EXERCISE DETAILS: The entries below need to be written out exactly, with no pictures included.

GIVEN INFORMATION:

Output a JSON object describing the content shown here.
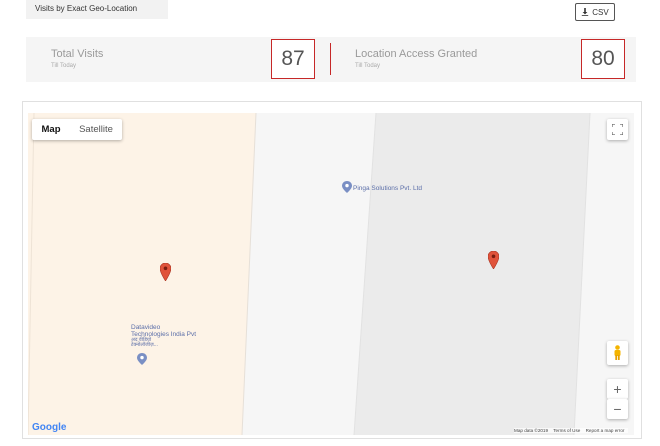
{
  "header": {
    "tab_label": "Visits by Exact Geo-Location",
    "csv_label": "CSV",
    "csv_icon": "download-icon"
  },
  "stats": {
    "total": {
      "title": "Total Visits",
      "subtitle": "Till Today",
      "value": "87"
    },
    "granted": {
      "title": "Location Access Granted",
      "subtitle": "Till Today",
      "value": "80"
    }
  },
  "map": {
    "type_buttons": {
      "map": "Map",
      "satellite": "Satellite"
    },
    "poi_1": "Pinga Solutions Pvt. Ltd",
    "poi_2_line1": "Datavideo",
    "poi_2_line2": "Technologies India Pvt",
    "poi_2_line3": "अद वीडियो",
    "poi_2_line4": "टेक्नोलॉजीज़...",
    "logo": "Google",
    "attribution": {
      "data": "Map data ©2019",
      "terms": "Terms of Use",
      "report": "Report a map error"
    },
    "zoom_in": "+",
    "zoom_out": "−",
    "colors": {
      "left_zone": "#fdf3e7",
      "right_zone": "#ebebeb",
      "marker": "#e0533b"
    }
  }
}
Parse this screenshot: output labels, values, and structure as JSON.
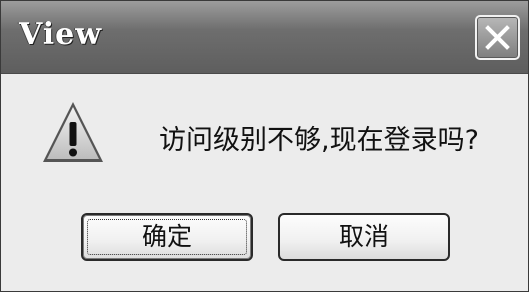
{
  "window": {
    "title": "View",
    "close_icon": "close-icon"
  },
  "body": {
    "icon": "warning-icon",
    "message": "访问级别不够,现在登录吗?"
  },
  "buttons": {
    "ok_label": "确定",
    "cancel_label": "取消"
  },
  "colors": {
    "titlebar": "#6e6e6e",
    "dialog_bg": "#ececec",
    "warning_fill": "#d4d4d4"
  }
}
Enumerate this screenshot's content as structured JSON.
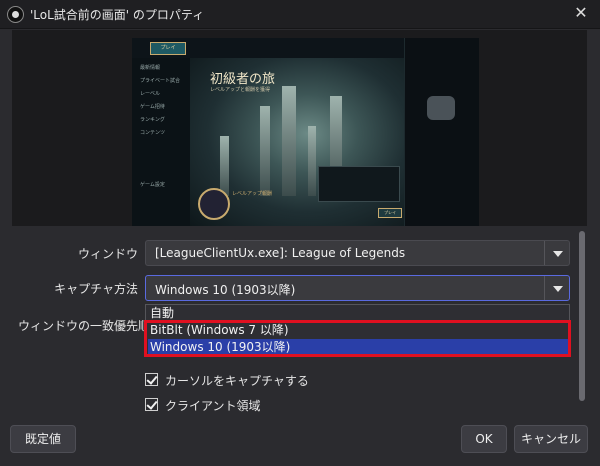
{
  "window": {
    "title": "'LoL試合前の画面' のプロパティ",
    "close_glyph": "✕"
  },
  "preview": {
    "game_play_label": "プレイ",
    "heading": "初級者の旅",
    "subheading": "レベルアップと報酬を獲得",
    "nav_items": [
      "最新情報",
      "プライベート試合",
      "レーベル",
      "ゲーム招待",
      "ランキング",
      "コンテンツ",
      "",
      "",
      "",
      "ゲーム設定"
    ],
    "level_up_label": "レベルアップ報酬",
    "play2_label": "プレイ"
  },
  "form": {
    "window_label": "ウィンドウ",
    "window_value": "[LeagueClientUx.exe]: League of Legends",
    "capture_method_label": "キャプチャ方法",
    "capture_method_value": "Windows 10 (1903以降)",
    "window_priority_label": "ウィンドウの一致優先順位",
    "dropdown_options": [
      {
        "label": "自動",
        "selected": false
      },
      {
        "label": "BitBlt (Windows 7 以降)",
        "selected": false
      },
      {
        "label": "Windows 10 (1903以降)",
        "selected": true
      }
    ],
    "capture_cursor_label": "カーソルをキャプチャする",
    "capture_cursor_checked": true,
    "client_area_label": "クライアント領域",
    "client_area_checked": true
  },
  "buttons": {
    "defaults": "既定値",
    "ok": "OK",
    "cancel": "キャンセル"
  },
  "colors": {
    "background": "#2b2b2f",
    "selection": "#2a3fa8",
    "highlight": "#e01020",
    "focus_border": "#5a6ae0"
  }
}
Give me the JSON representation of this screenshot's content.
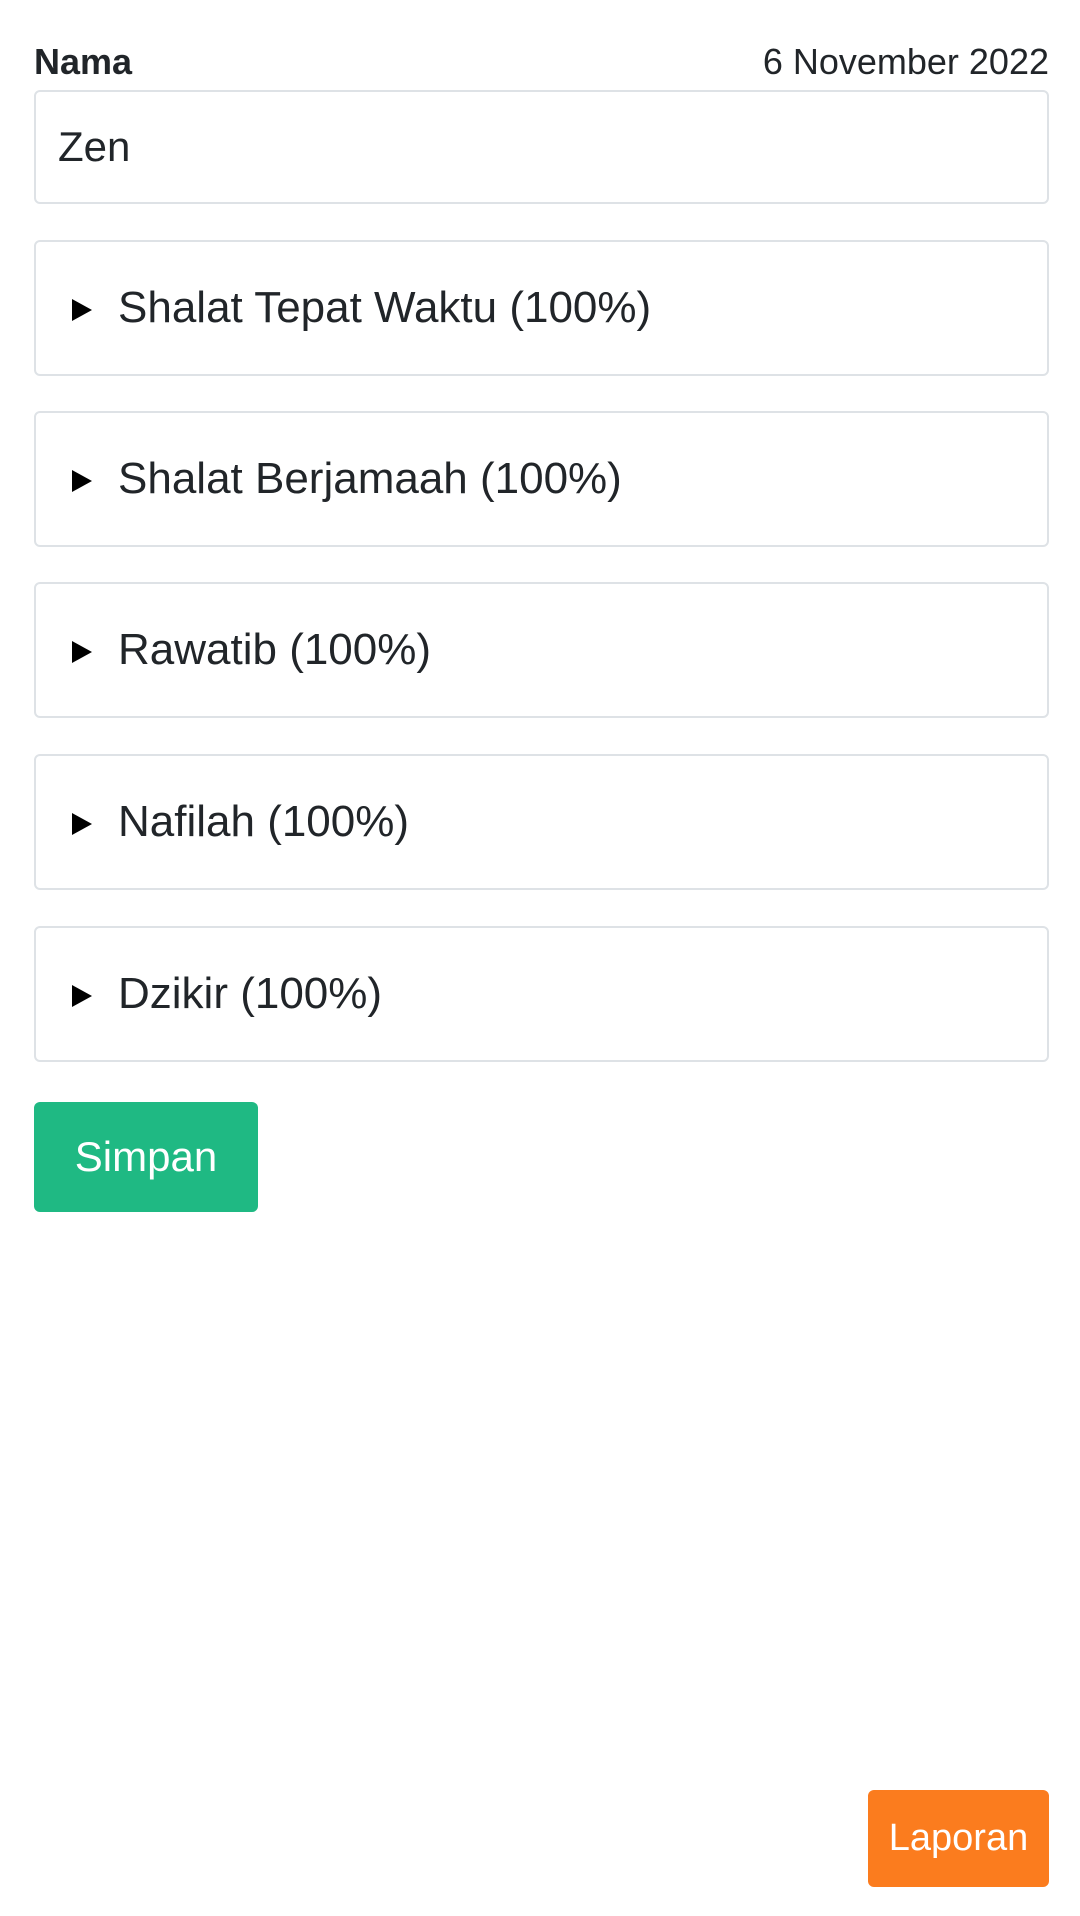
{
  "form": {
    "name_label": "Nama",
    "date": "6 November 2022",
    "name_value": "Zen"
  },
  "sections": [
    {
      "label": "Shalat Tepat Waktu (100%)"
    },
    {
      "label": "Shalat Berjamaah (100%)"
    },
    {
      "label": "Rawatib (100%)"
    },
    {
      "label": "Nafilah (100%)"
    },
    {
      "label": "Dzikir (100%)"
    }
  ],
  "actions": {
    "save_label": "Simpan",
    "report_label": "Laporan"
  },
  "icons": {
    "section_toggle": "caret-right-icon"
  },
  "colors": {
    "save_button": "#1fb983",
    "report_button": "#fb7c1e",
    "border": "#dee2e6"
  }
}
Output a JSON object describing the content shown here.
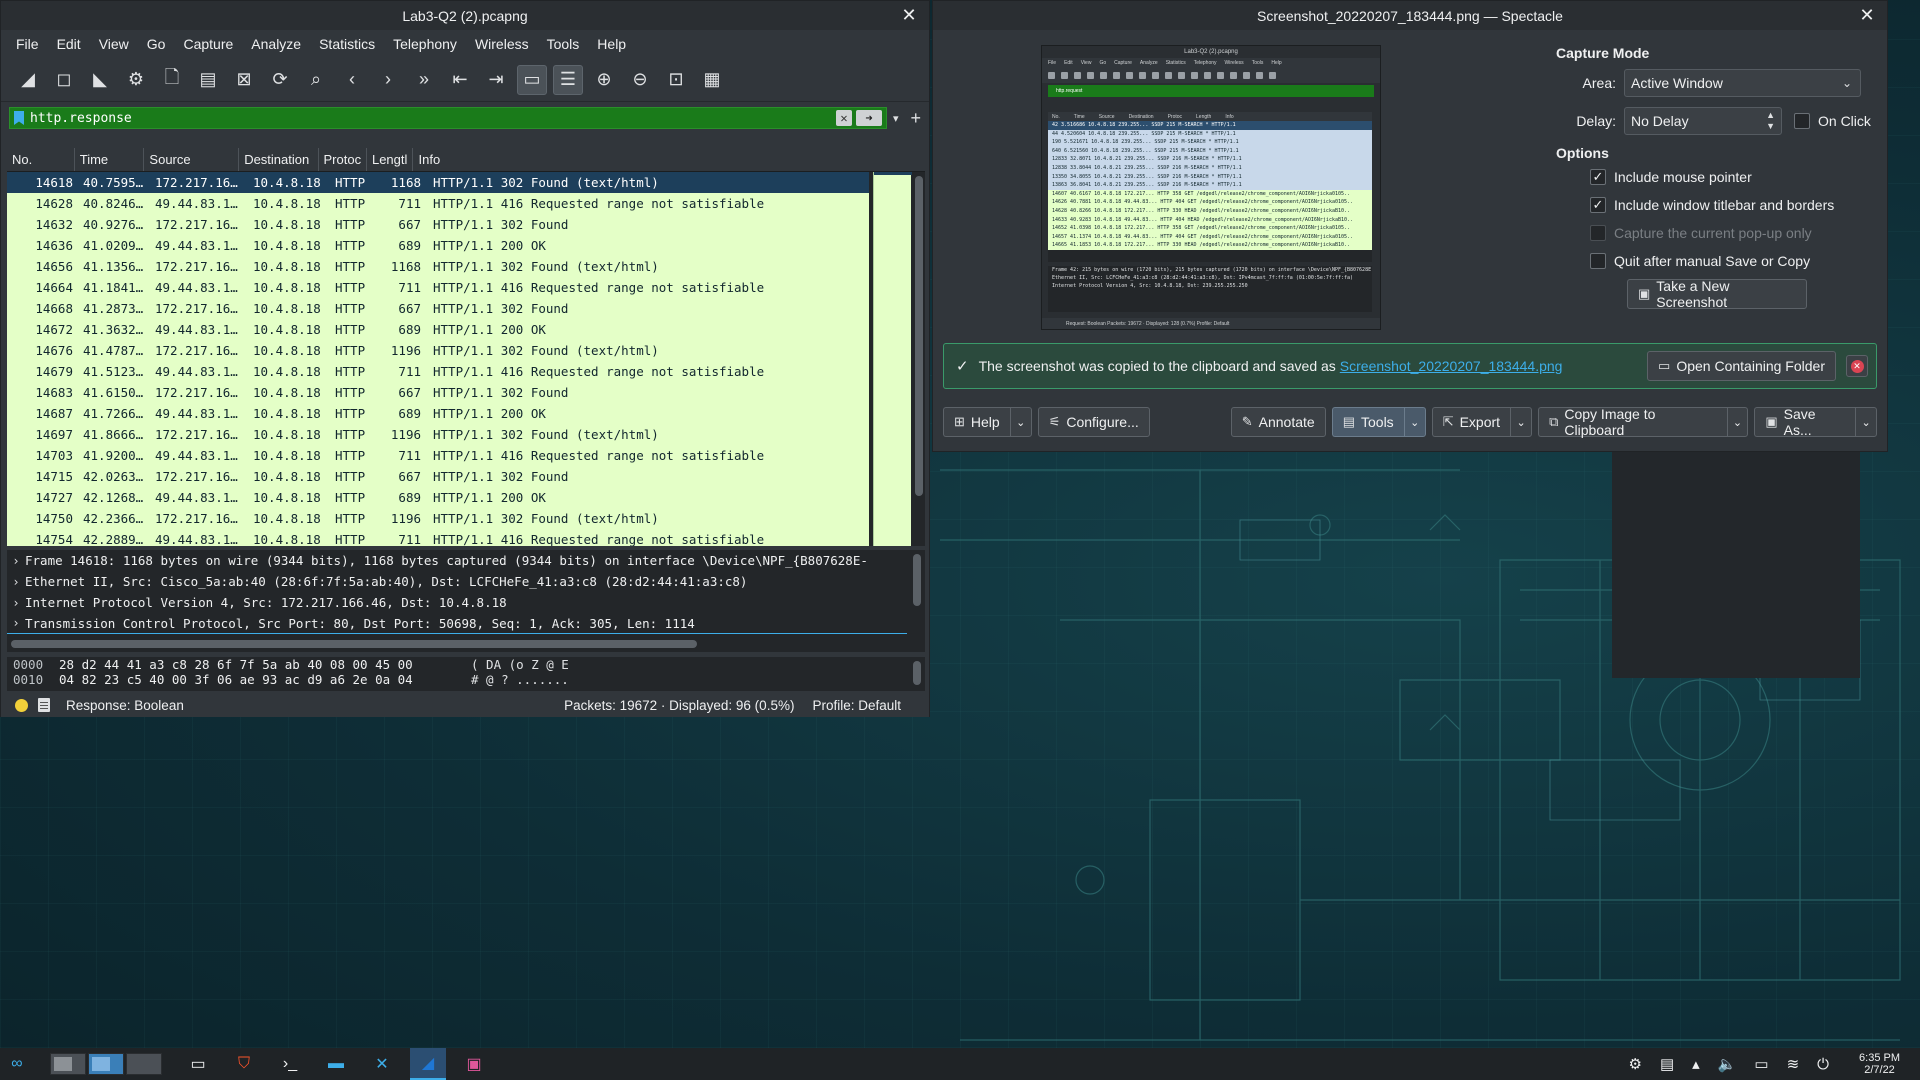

ANSWER FOR THIS EXERCISE:
Output a JSON object describing the content shown here.
{
  "header": {
    "tab_label": "Visits by Exact Geo-Location",
    "csv_label": "CSV",
    "csv_icon": "download-icon"
  },
  "stats": {
    "total": {
      "title": "Total Visits",
      "subtitle": "Till Today",
      "value": "87"
    },
    "granted": {
      "title": "Location Access Granted",
      "subtitle": "Till Today",
      "value": "80"
    }
  },
  "map": {
    "type_buttons": {
      "map": "Map",
      "satellite": "Satellite"
    },
    "poi_1": "Pinga Solutions Pvt. Ltd",
    "poi_2_line1": "Datavideo",
    "poi_2_line2": "Technologies India Pvt",
    "poi_2_line3": "अद वीडियो",
    "poi_2_line4": "टेक्नोलॉजीज़...",
    "logo": "Google",
    "attribution": {
      "data": "Map data ©2019",
      "terms": "Terms of Use",
      "report": "Report a map error"
    },
    "zoom_in": "+",
    "zoom_out": "−",
    "colors": {
      "left_zone": "#fdf3e7",
      "right_zone": "#ebebeb",
      "marker": "#e0533b"
    }
  }
}
Parse this screenshot: output labels, values, and structure as JSON.
{
  "window": {
    "title": "View",
    "close_icon": "close-icon"
  },
  "body": {
    "icon": "warning-icon",
    "message": "访问级别不够,现在登录吗?"
  },
  "buttons": {
    "ok_label": "确定",
    "cancel_label": "取消"
  },
  "colors": {
    "titlebar": "#6e6e6e",
    "dialog_bg": "#ececec",
    "warning_fill": "#d4d4d4"
  }
}
Enumerate this screenshot's content as structured JSON.
{
  "window": {
    "title": "'LoL試合前の画面' のプロパティ",
    "close_glyph": "✕"
  },
  "preview": {
    "game_play_label": "プレイ",
    "heading": "初級者の旅",
    "subheading": "レベルアップと報酬を獲得",
    "nav_items": [
      "最新情報",
      "プライベート試合",
      "レーベル",
      "ゲーム招待",
      "ランキング",
      "コンテンツ",
      "",
      "",
      "",
      "ゲーム設定"
    ],
    "level_up_label": "レベルアップ報酬",
    "play2_label": "プレイ"
  },
  "form": {
    "window_label": "ウィンドウ",
    "window_value": "[LeagueClientUx.exe]: League of Legends",
    "capture_method_label": "キャプチャ方法",
    "capture_method_value": "Windows 10 (1903以降)",
    "window_priority_label": "ウィンドウの一致優先順位",
    "dropdown_options": [
      {
        "label": "自動",
        "selected": false
      },
      {
        "label": "BitBlt (Windows 7 以降)",
        "selected": false
      },
      {
        "label": "Windows 10 (1903以降)",
        "selected": true
      }
    ],
    "capture_cursor_label": "カーソルをキャプチャする",
    "capture_cursor_checked": true,
    "client_area_label": "クライアント領域",
    "client_area_checked": true
  },
  "buttons": {
    "defaults": "既定値",
    "ok": "OK",
    "cancel": "キャンセル"
  },
  "colors": {
    "background": "#2b2b2f",
    "selection": "#2a3fa8",
    "highlight": "#e01020",
    "focus_border": "#5a6ae0"
  }
}
Give me the JSON representation of this screenshot's content.
{
  "form": {
    "name_label": "Nama",
    "date": "6 November 2022",
    "name_value": "Zen"
  },
  "sections": [
    {
      "label": "Shalat Tepat Waktu (100%)"
    },
    {
      "label": "Shalat Berjamaah (100%)"
    },
    {
      "label": "Rawatib (100%)"
    },
    {
      "label": "Nafilah (100%)"
    },
    {
      "label": "Dzikir (100%)"
    }
  ],
  "actions": {
    "save_label": "Simpan",
    "report_label": "Laporan"
  },
  "icons": {
    "section_toggle": "caret-right-icon"
  },
  "colors": {
    "save_button": "#1fb983",
    "report_button": "#fb7c1e",
    "border": "#dee2e6"
  }
}
Output a JSON object describing the content shown here.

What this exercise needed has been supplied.